“We are waiting with bated breath,” Lewis said.

If the request is denied, Lewis said Haskell would be forced to “furlough” many of its 45 maintenance workers.

“That means sending people home for the summer without pay,” he said. “We’re hoping against hope that we don’t have to do that.”

But even if the $240,000 is restored, some workers still may be furloughed.

“That would leave $400,000 (in deficit), which is a lot to make up,” Lewis said, noting that 68 percent of the department’s budget is spent on salaries and benefits.

It’s likely, he said, that many on-campus repairs and maintenance projects will be deferred and that services will be pared back.

Unwanted summer break

Despite the concerns, officials expect there will be some money for cost-of-living raises for university workers.

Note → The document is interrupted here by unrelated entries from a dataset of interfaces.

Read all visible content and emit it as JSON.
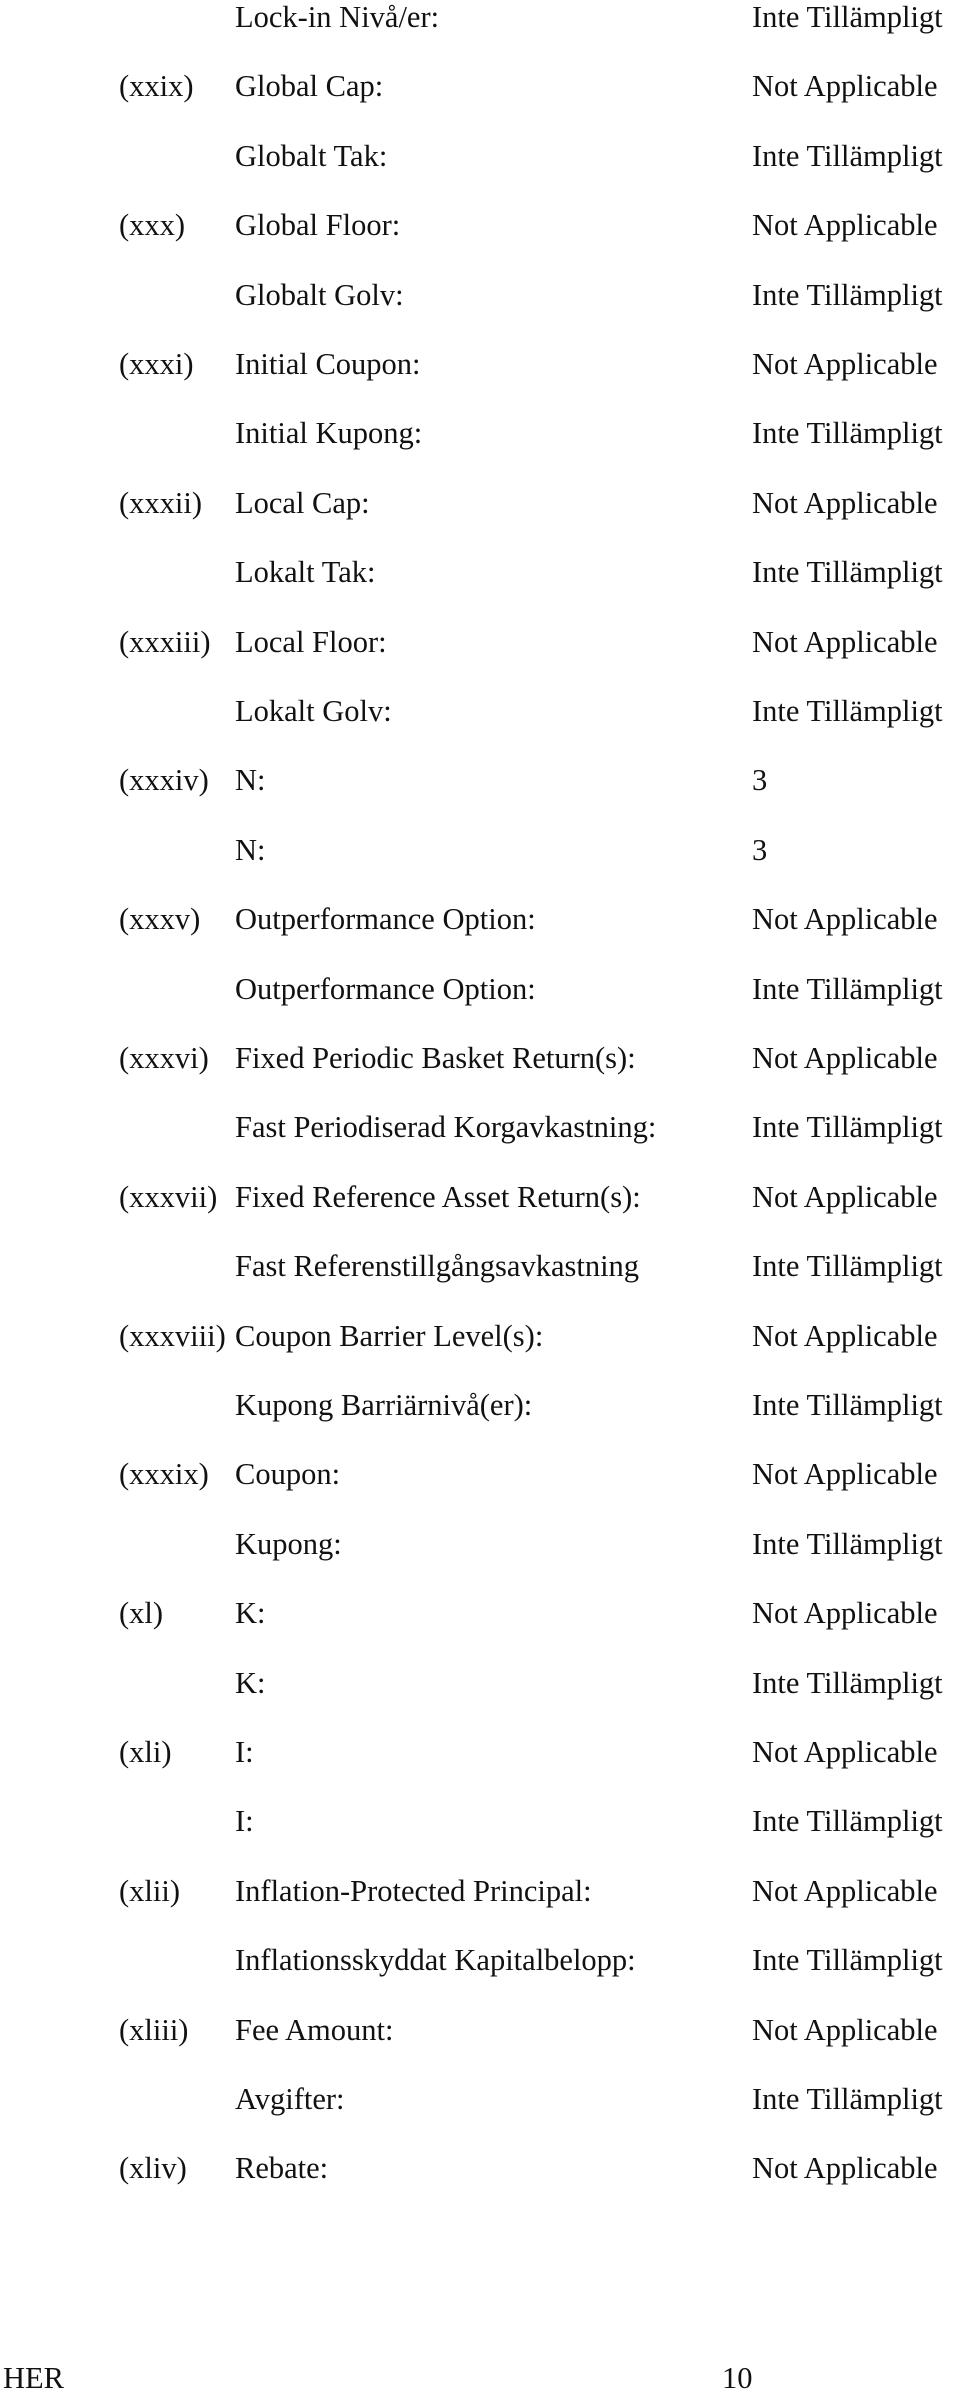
{
  "document": {
    "rows": [
      {
        "num": "",
        "label": "Lock-in Nivå/er:",
        "value": "Inte Tillämpligt"
      },
      {
        "num": "(xxix)",
        "label": "Global Cap:",
        "value": "Not Applicable"
      },
      {
        "num": "",
        "label": "Globalt Tak:",
        "value": "Inte Tillämpligt"
      },
      {
        "num": "(xxx)",
        "label": "Global Floor:",
        "value": "Not Applicable"
      },
      {
        "num": "",
        "label": "Globalt Golv:",
        "value": "Inte Tillämpligt"
      },
      {
        "num": "(xxxi)",
        "label": "Initial Coupon:",
        "value": "Not Applicable"
      },
      {
        "num": "",
        "label": "Initial Kupong:",
        "value": "Inte Tillämpligt"
      },
      {
        "num": "(xxxii)",
        "label": "Local Cap:",
        "value": "Not Applicable"
      },
      {
        "num": "",
        "label": "Lokalt Tak:",
        "value": "Inte Tillämpligt"
      },
      {
        "num": "(xxxiii)",
        "label": "Local Floor:",
        "value": "Not Applicable"
      },
      {
        "num": "",
        "label": "Lokalt Golv:",
        "value": "Inte Tillämpligt"
      },
      {
        "num": "(xxxiv)",
        "label": "N:",
        "value": "3"
      },
      {
        "num": "",
        "label": "N:",
        "value": "3"
      },
      {
        "num": "(xxxv)",
        "label": "Outperformance Option:",
        "value": "Not Applicable"
      },
      {
        "num": "",
        "label": "Outperformance Option:",
        "value": "Inte Tillämpligt"
      },
      {
        "num": "(xxxvi)",
        "label": "Fixed Periodic Basket Return(s):",
        "value": "Not Applicable"
      },
      {
        "num": "",
        "label": "Fast Periodiserad Korgavkastning:",
        "value": "Inte Tillämpligt"
      },
      {
        "num": "(xxxvii)",
        "label": "Fixed Reference Asset Return(s):",
        "value": "Not Applicable"
      },
      {
        "num": "",
        "label": "Fast Referenstillgångsavkastning",
        "value": "Inte Tillämpligt"
      },
      {
        "num": "(xxxviii)",
        "label": "Coupon Barrier Level(s):",
        "value": "Not Applicable"
      },
      {
        "num": "",
        "label": "Kupong Barriärnivå(er):",
        "value": "Inte Tillämpligt"
      },
      {
        "num": "(xxxix)",
        "label": "Coupon:",
        "value": "Not Applicable"
      },
      {
        "num": "",
        "label": "Kupong:",
        "value": "Inte Tillämpligt"
      },
      {
        "num": "(xl)",
        "label": "K:",
        "value": "Not Applicable"
      },
      {
        "num": "",
        "label": "K:",
        "value": "Inte Tillämpligt"
      },
      {
        "num": "(xli)",
        "label": "I:",
        "value": "Not Applicable"
      },
      {
        "num": "",
        "label": "I:",
        "value": "Inte Tillämpligt"
      },
      {
        "num": "(xlii)",
        "label": "Inflation-Protected Principal:",
        "value": "Not Applicable"
      },
      {
        "num": "",
        "label": "Inflationsskyddat Kapitalbelopp:",
        "value": "Inte Tillämpligt"
      },
      {
        "num": "(xliii)",
        "label": "Fee Amount:",
        "value": "Not Applicable"
      },
      {
        "num": "",
        "label": "Avgifter:",
        "value": "Inte Tillämpligt"
      },
      {
        "num": "(xliv)",
        "label": "Rebate:",
        "value": "Not Applicable"
      }
    ]
  },
  "footer": {
    "left": "HER",
    "page_number": "10"
  }
}
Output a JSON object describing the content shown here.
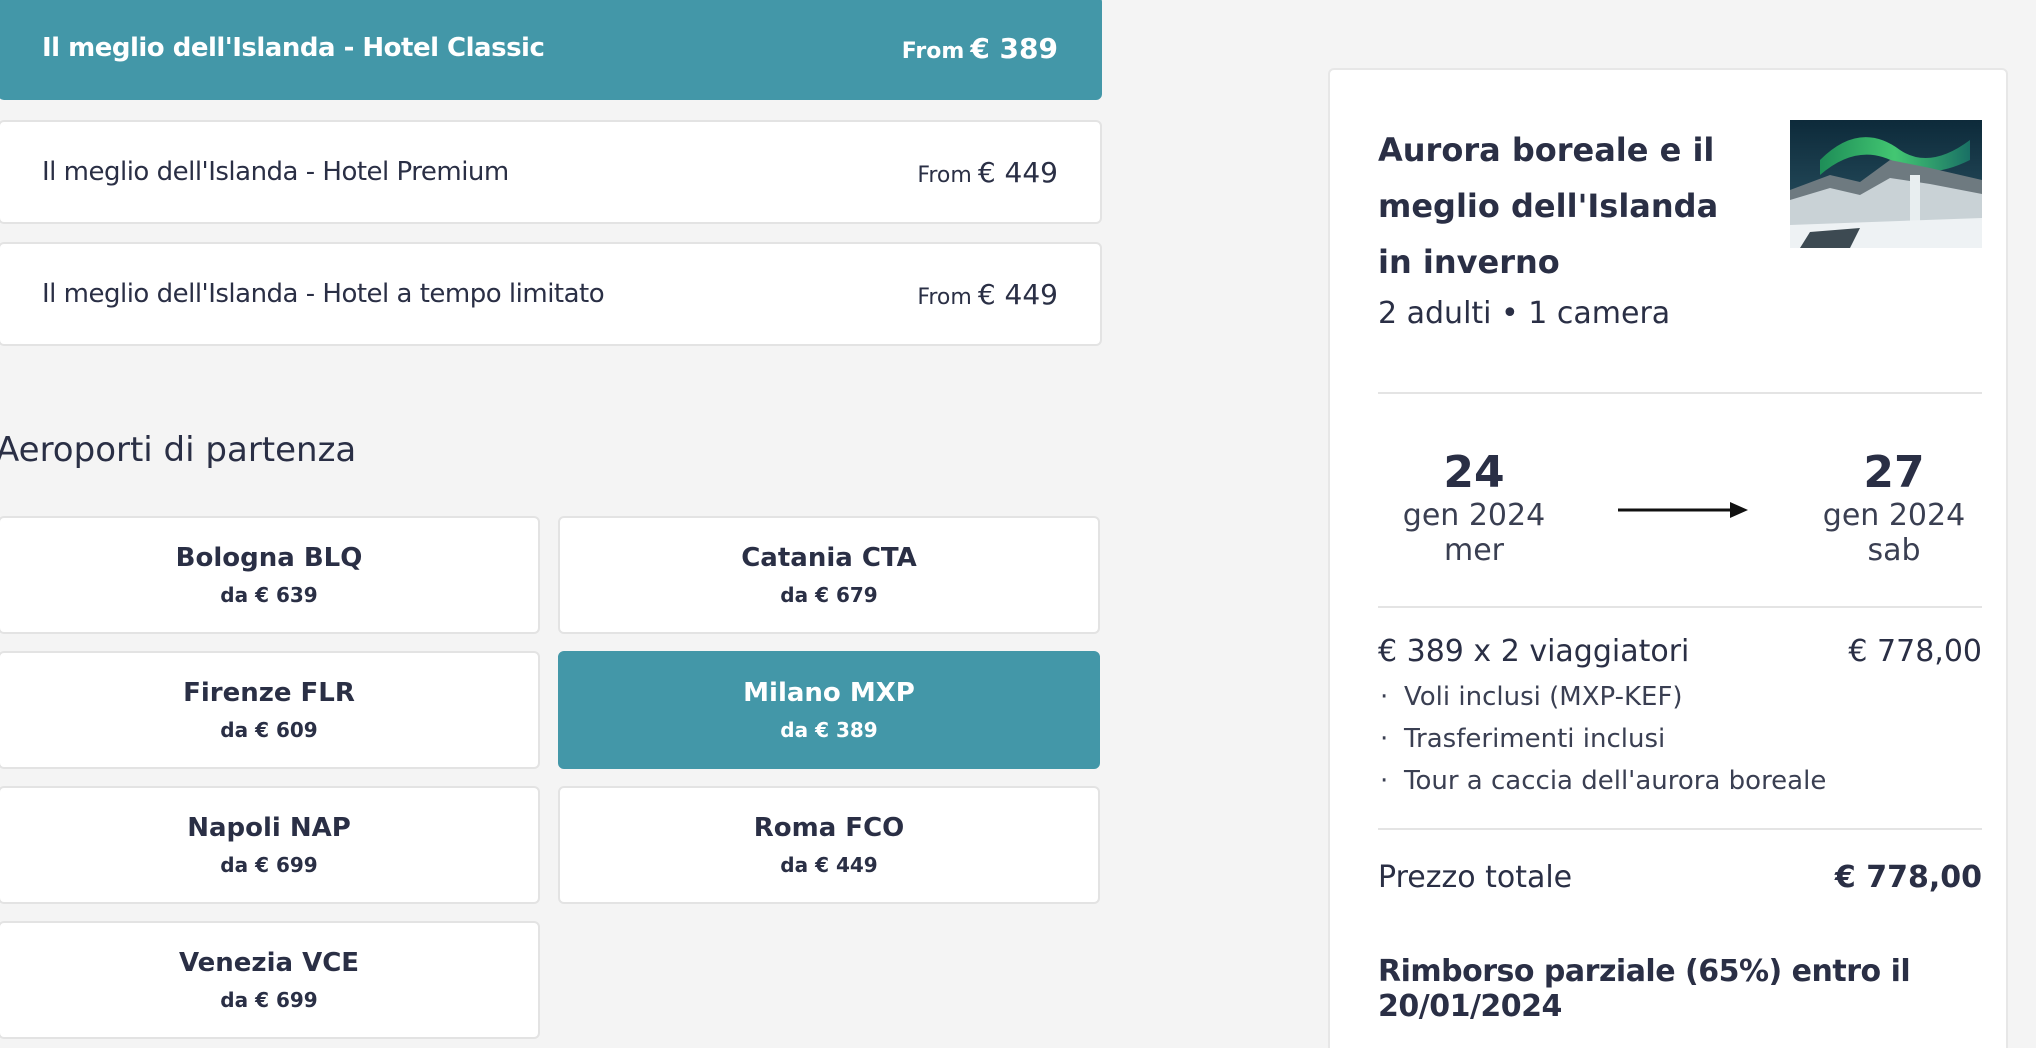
{
  "hotel_options": [
    {
      "name": "Il meglio dell'Islanda - Hotel Classic",
      "from_label": "From",
      "price": "€ 389",
      "selected": true
    },
    {
      "name": "Il meglio dell'Islanda - Hotel Premium",
      "from_label": "From",
      "price": "€ 449",
      "selected": false
    },
    {
      "name": "Il meglio dell'Islanda - Hotel a tempo limitato",
      "from_label": "From",
      "price": "€ 449",
      "selected": false
    }
  ],
  "airports_section": {
    "heading": "Aeroporti di partenza",
    "airports": [
      {
        "name": "Bologna BLQ",
        "price": "da € 639",
        "selected": false
      },
      {
        "name": "Catania CTA",
        "price": "da € 679",
        "selected": false
      },
      {
        "name": "Firenze FLR",
        "price": "da € 609",
        "selected": false
      },
      {
        "name": "Milano MXP",
        "price": "da € 389",
        "selected": true
      },
      {
        "name": "Napoli NAP",
        "price": "da € 699",
        "selected": false
      },
      {
        "name": "Roma FCO",
        "price": "da € 449",
        "selected": false
      },
      {
        "name": "Venezia VCE",
        "price": "da € 699",
        "selected": false
      }
    ]
  },
  "summary": {
    "title": "Aurora boreale e il meglio dell'Islanda in inverno",
    "guests": "2 adulti • 1 camera",
    "image": "waterfall-northern-lights-photo",
    "departure": {
      "day": "24",
      "month": "gen 2024",
      "weekday": "mer"
    },
    "return": {
      "day": "27",
      "month": "gen 2024",
      "weekday": "sab"
    },
    "arrow_icon": "arrow-right-icon",
    "price_line": {
      "desc": "€ 389 x 2 viaggiatori",
      "value": "€ 778,00"
    },
    "inclusions": [
      "Voli inclusi (MXP-KEF)",
      "Trasferimenti inclusi",
      "Tour a caccia dell'aurora boreale"
    ],
    "bullet_char": "·",
    "total": {
      "label": "Prezzo totale",
      "value": "€ 778,00"
    },
    "refund": "Rimborso parziale (65%) entro il 20/01/2024"
  },
  "colors": {
    "accent": "#4397a8",
    "text": "#2a2f45",
    "background": "#f4f4f4",
    "card": "#ffffff"
  }
}
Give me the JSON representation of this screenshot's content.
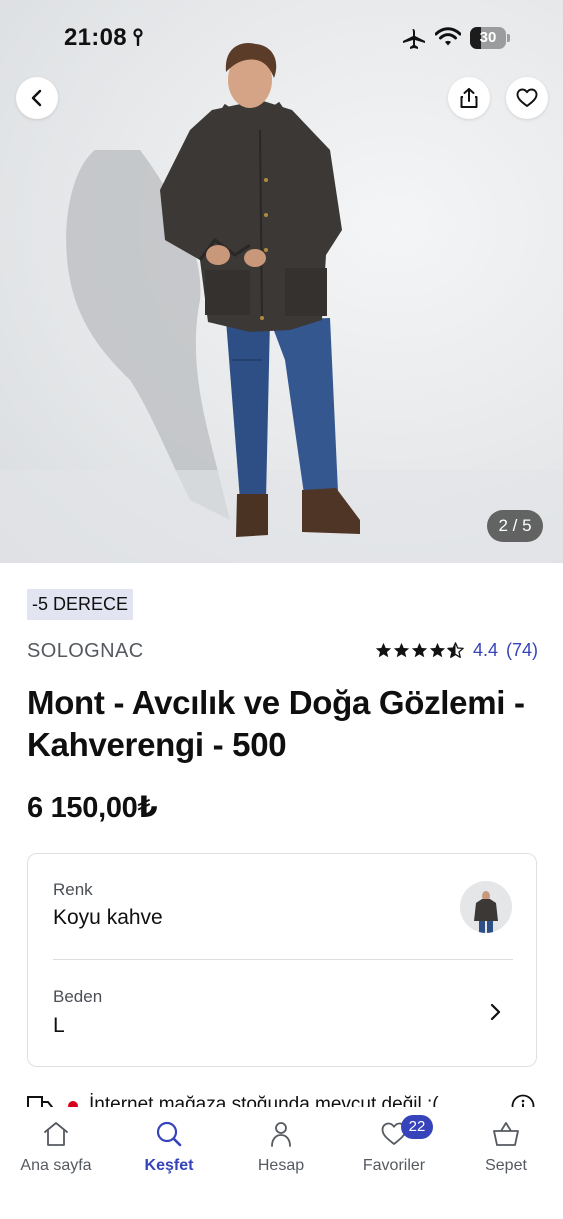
{
  "status_bar": {
    "time": "21:08",
    "battery_level": "30",
    "icons": [
      "location-arrow-icon",
      "airplane-icon",
      "wifi-icon",
      "battery-icon"
    ]
  },
  "gallery": {
    "counter": "2 / 5",
    "current_index": 2,
    "total": 5
  },
  "product": {
    "badge": "-5 DERECE",
    "brand": "SOLOGNAC",
    "rating_value": "4.4",
    "rating_count": "(74)",
    "title": "Mont - Avcılık ve Doğa Gözlemi - Kahverengi - 500",
    "price": "6 150,00₺"
  },
  "options": {
    "color_label": "Renk",
    "color_value": "Koyu kahve",
    "size_label": "Beden",
    "size_value": "L"
  },
  "stock": {
    "message": "İnternet mağaza stoğunda mevcut değil :("
  },
  "bottom_nav": {
    "items": [
      {
        "label": "Ana sayfa",
        "icon": "home-icon"
      },
      {
        "label": "Keşfet",
        "icon": "search-icon",
        "active": true
      },
      {
        "label": "Hesap",
        "icon": "user-icon"
      },
      {
        "label": "Favoriler",
        "icon": "heart-icon",
        "badge": "22"
      },
      {
        "label": "Sepet",
        "icon": "basket-icon"
      }
    ]
  },
  "colors": {
    "accent": "#3643ba",
    "badge_bg": "#e3e4f2",
    "stock_dot": "#d6001c",
    "text": "#101010",
    "muted": "#555a60"
  }
}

“The (Bush) administration wants 2 percent; Congress has recommended 3.26 percent,” Lewis explained. “It’ll be somewhere in between.”

Most of Haskell’s faculty members have been furloughed for the summer in recent years after it became clear the university couldn’t afford the $400,000 needed to offer summer classes.

“Furloughing is a big issue,” said Mary Cofran, president of the Haskell Faculty Senate. “It’s the same as taking a 25 percent cut.”

Faculty morale, she said, has suffered.

Though some instructors were able to find grant-funded work for the summer, most did not, Cofran said.

“It really hurt,” said Bill Welton, a science instructor at Haskell the past 16 years. “Keep in mind, these are people who were hired with the understanding they would be paid year-round – and Lawrence isn’t the cheapest place to live.”

Welton and Cofran said they did not blame the university’s troubles on its administration.

“The budget was slim before Katrina, before Iraq. It’s not going get any bigger anytime soon. We all know that,” Cofran said. “The issue, really, is one of priorities on the federal level.”

Future fundraising

Not all the news is bad.

Haskell recently received a five-year federal grant, part of which will be used to hire a full-time coordinator for the Haskell Endowment Assn.

The association will raise funds for Haskell from the private sector.

“We hope to have that person hired by March or April,” said Venida Chenault, vice president for academic affairs.

Haskell’s budget woes are not unique.

“All tribal colleges are underfunded and experiencing difficulty,” said Richard Williams, head of the American Indian College Fund.

“It’s sad,” he said. “Look at it this way: Congress put up $80 billion last year to rebuild Iraq. That’s more than what the federal government has spent, cumulatively, on American Indians since the beginning, since 1776.”

Haskell’s troubles are compounded by laws that prohibit federal employees from lobbying.

“No one speaks for Haskell on the national level,” said Gerald Gipp, executive director at the American Indian Higher Education Consortium in Alexandria, Va.

“Until someone outside the bureaucracy steps up, I don’t know that much will change,” Gipp said. “This has been going on at Haskell for decades.”

Gipp was Haskell president from 1981 to 1989.